**INSTRUCTIONS TO FOLLOW:** Among the entries, find the lines with the string "this" and copy them.

**EXTRACTED ENTRIES:**
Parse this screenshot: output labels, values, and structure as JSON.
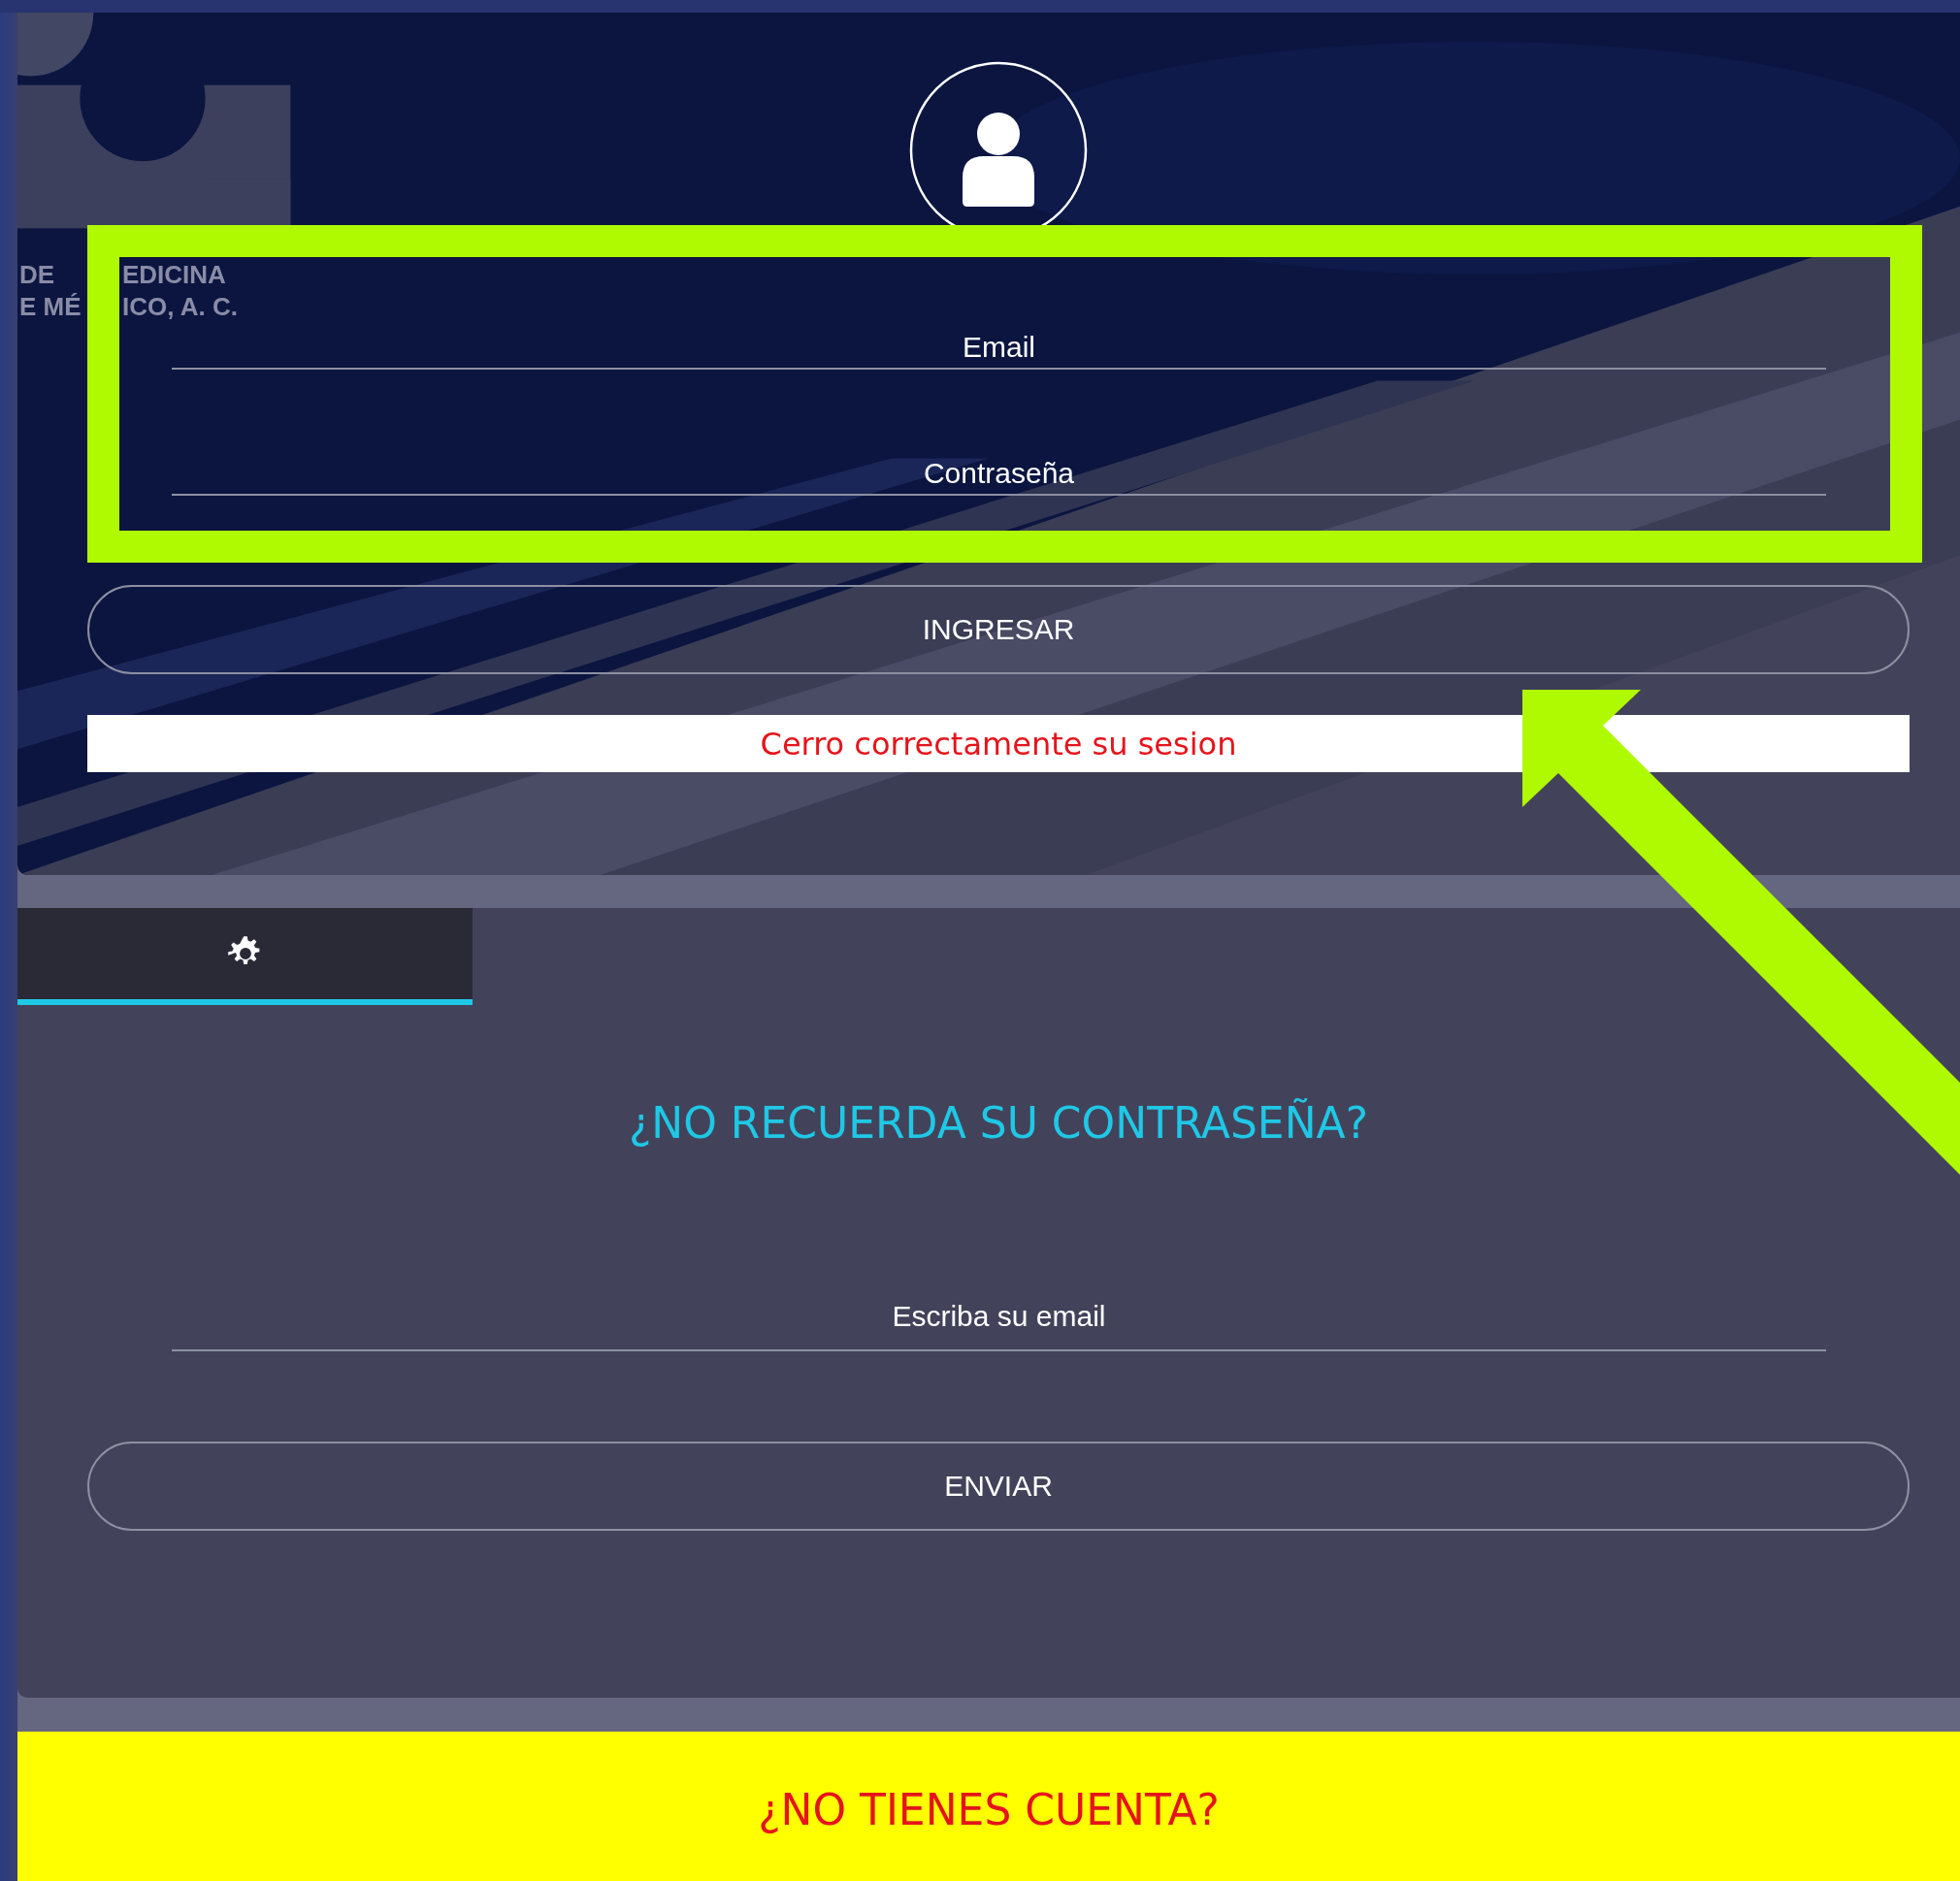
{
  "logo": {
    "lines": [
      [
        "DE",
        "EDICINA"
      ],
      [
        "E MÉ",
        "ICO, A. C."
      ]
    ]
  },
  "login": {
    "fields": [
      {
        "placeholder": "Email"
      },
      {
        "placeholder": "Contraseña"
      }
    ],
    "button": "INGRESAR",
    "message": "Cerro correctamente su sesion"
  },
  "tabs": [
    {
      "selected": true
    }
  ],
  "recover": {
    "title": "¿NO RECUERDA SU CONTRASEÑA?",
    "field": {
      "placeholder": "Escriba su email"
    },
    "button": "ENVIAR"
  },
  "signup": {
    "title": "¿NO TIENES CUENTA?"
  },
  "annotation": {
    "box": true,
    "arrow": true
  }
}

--

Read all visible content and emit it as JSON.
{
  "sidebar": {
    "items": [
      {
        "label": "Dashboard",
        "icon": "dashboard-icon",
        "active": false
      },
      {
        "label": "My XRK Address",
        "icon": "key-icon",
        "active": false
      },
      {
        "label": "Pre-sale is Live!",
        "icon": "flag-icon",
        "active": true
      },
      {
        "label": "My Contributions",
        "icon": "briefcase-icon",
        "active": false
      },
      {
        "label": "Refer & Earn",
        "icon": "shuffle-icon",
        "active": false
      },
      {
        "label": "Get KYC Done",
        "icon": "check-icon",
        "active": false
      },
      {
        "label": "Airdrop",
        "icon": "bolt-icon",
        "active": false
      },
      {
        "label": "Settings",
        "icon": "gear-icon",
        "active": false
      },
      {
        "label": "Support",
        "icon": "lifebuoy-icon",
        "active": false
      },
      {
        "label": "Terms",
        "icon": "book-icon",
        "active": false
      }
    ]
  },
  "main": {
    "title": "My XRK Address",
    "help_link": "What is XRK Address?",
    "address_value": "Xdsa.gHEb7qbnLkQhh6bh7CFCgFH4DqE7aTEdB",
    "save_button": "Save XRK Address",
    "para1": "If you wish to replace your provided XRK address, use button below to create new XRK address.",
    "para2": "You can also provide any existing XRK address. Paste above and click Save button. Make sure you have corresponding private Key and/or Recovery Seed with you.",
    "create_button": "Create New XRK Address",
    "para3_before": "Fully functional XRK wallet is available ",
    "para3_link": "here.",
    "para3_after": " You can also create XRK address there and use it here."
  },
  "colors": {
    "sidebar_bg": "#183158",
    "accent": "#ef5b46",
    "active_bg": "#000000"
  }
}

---

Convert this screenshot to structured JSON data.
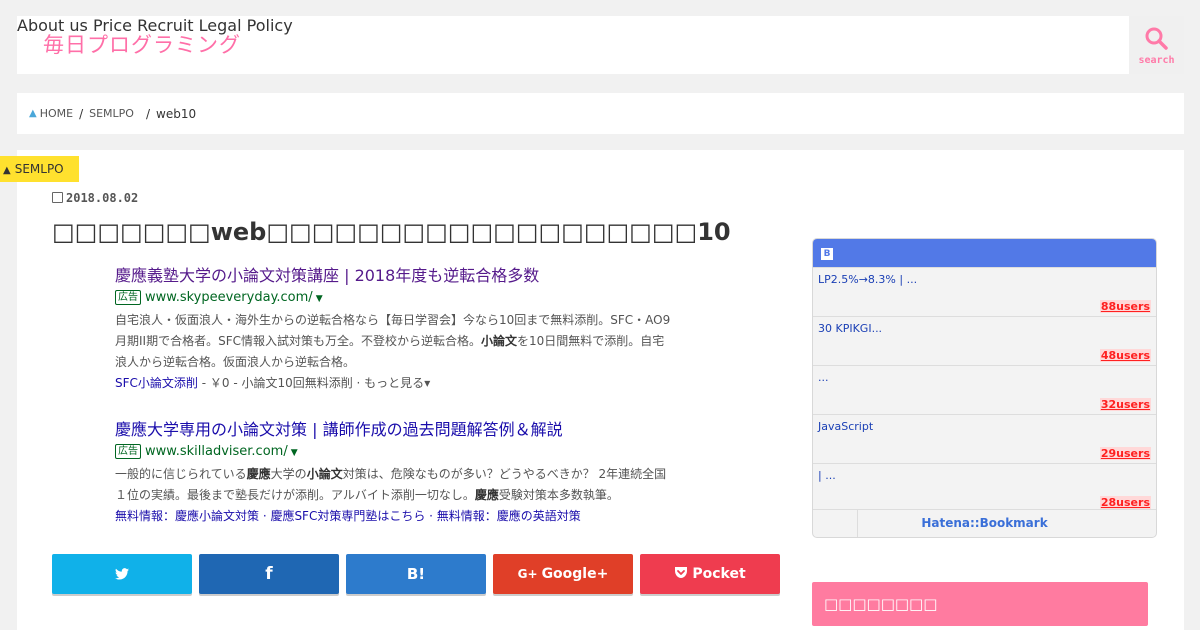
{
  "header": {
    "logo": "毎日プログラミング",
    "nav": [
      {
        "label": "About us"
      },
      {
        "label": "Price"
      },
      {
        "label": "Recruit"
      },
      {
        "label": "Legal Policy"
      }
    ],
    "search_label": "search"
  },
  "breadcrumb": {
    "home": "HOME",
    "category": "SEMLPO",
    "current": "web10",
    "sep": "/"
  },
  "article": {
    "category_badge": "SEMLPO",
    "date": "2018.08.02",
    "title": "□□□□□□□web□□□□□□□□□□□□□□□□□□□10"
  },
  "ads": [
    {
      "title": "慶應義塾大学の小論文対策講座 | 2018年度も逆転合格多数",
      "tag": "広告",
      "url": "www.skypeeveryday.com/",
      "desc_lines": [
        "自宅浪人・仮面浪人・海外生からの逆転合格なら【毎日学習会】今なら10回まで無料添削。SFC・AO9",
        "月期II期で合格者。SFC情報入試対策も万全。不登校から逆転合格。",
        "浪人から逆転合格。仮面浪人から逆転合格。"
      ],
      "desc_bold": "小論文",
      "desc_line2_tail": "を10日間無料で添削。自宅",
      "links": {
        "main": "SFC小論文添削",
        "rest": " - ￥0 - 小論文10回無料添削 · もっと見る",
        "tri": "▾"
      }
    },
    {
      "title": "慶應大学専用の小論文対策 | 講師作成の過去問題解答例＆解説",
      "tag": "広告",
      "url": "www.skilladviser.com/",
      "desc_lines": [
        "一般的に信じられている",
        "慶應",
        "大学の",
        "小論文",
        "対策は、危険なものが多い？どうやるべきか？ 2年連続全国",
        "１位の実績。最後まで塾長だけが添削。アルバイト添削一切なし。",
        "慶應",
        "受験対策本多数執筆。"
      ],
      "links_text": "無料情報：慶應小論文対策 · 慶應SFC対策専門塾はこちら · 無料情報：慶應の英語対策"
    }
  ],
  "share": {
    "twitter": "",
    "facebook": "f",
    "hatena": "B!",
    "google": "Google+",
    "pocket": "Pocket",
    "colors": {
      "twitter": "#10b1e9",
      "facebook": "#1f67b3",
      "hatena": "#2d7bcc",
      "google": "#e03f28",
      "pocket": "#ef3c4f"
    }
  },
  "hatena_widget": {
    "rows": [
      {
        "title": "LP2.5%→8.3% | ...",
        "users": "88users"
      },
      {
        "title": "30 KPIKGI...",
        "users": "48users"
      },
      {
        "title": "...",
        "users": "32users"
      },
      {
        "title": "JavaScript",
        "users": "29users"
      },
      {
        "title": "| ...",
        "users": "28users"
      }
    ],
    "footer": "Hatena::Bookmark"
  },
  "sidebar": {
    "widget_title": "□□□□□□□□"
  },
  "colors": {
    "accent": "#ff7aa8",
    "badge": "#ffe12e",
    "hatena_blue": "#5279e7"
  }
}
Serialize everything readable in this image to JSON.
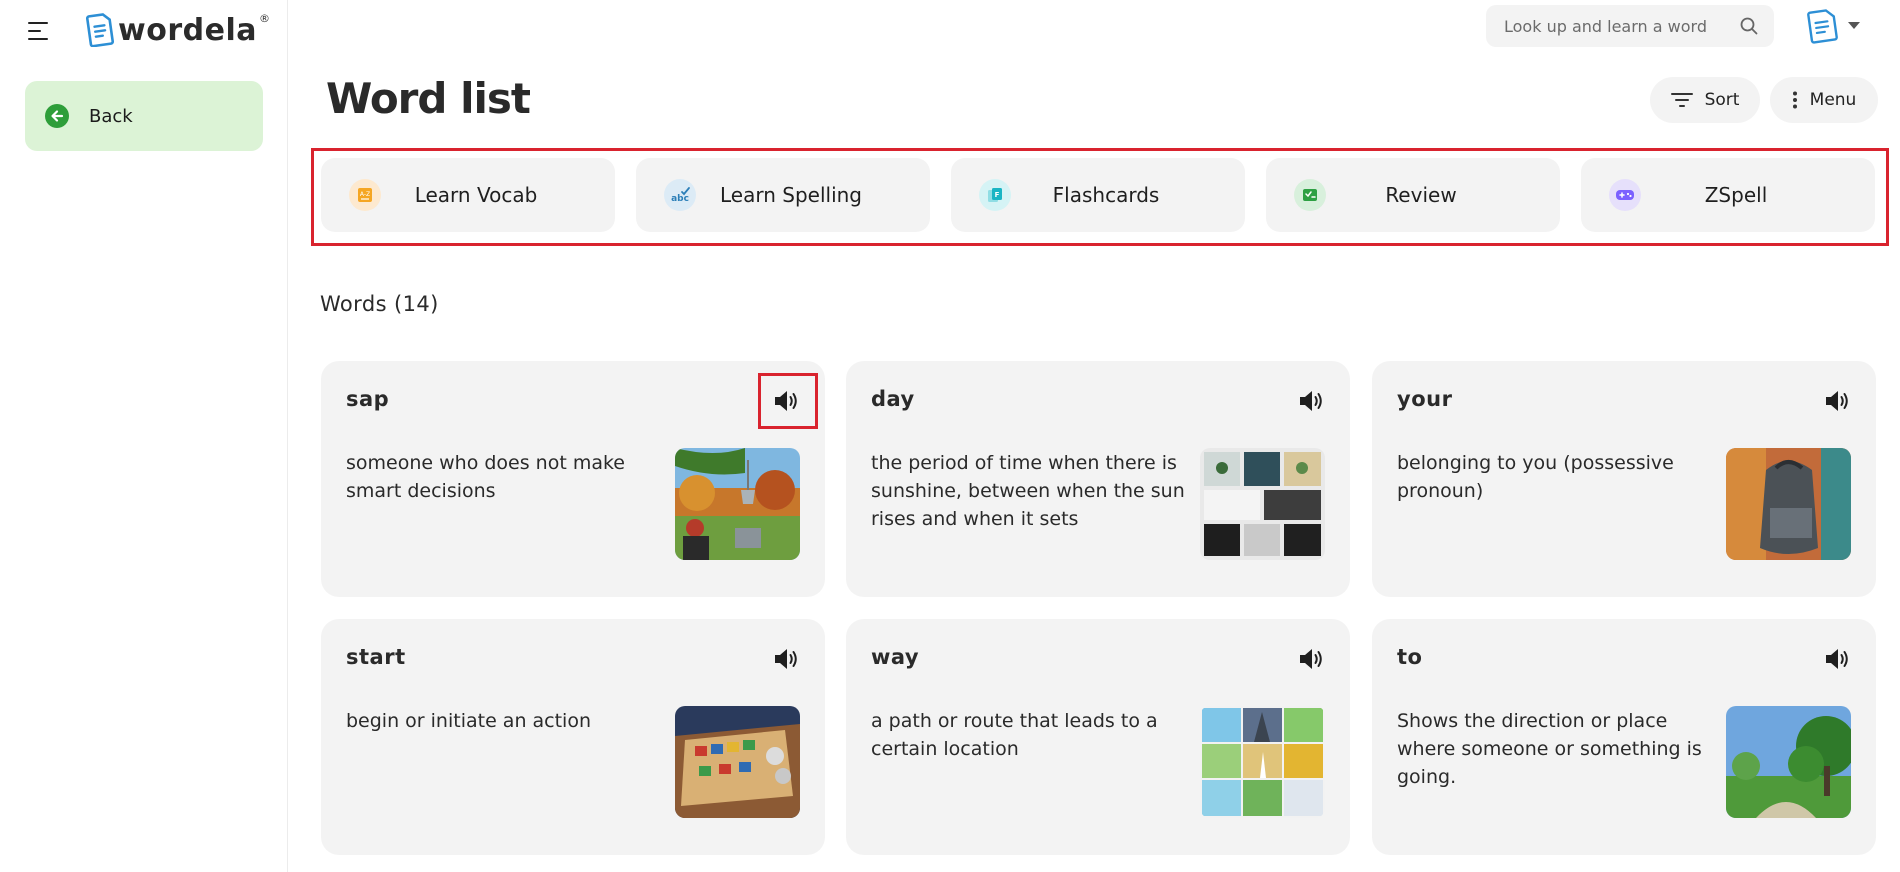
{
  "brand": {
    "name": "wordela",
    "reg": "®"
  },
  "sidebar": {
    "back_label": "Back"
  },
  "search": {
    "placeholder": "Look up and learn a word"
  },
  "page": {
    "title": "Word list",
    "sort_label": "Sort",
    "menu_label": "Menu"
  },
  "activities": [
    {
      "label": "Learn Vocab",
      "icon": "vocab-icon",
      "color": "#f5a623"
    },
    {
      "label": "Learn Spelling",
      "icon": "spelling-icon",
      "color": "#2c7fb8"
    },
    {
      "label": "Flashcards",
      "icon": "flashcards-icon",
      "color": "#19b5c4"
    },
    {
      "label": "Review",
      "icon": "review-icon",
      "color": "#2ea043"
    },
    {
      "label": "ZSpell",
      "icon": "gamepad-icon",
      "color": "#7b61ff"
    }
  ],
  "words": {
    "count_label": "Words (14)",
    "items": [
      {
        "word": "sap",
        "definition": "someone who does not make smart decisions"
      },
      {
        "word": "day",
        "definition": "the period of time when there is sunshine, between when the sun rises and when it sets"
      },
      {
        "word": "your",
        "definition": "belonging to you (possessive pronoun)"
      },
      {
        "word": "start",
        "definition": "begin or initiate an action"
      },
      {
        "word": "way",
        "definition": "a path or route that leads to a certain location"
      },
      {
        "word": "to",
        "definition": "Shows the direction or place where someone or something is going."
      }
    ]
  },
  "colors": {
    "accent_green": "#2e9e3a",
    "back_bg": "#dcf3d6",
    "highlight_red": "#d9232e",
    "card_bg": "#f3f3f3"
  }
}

**WORKED SOLUTION:**
Parse this screenshot: output labels, values, and structure as JSON.
Convert this screenshot to structured JSON data.
Serialize everything readable in this image to JSON.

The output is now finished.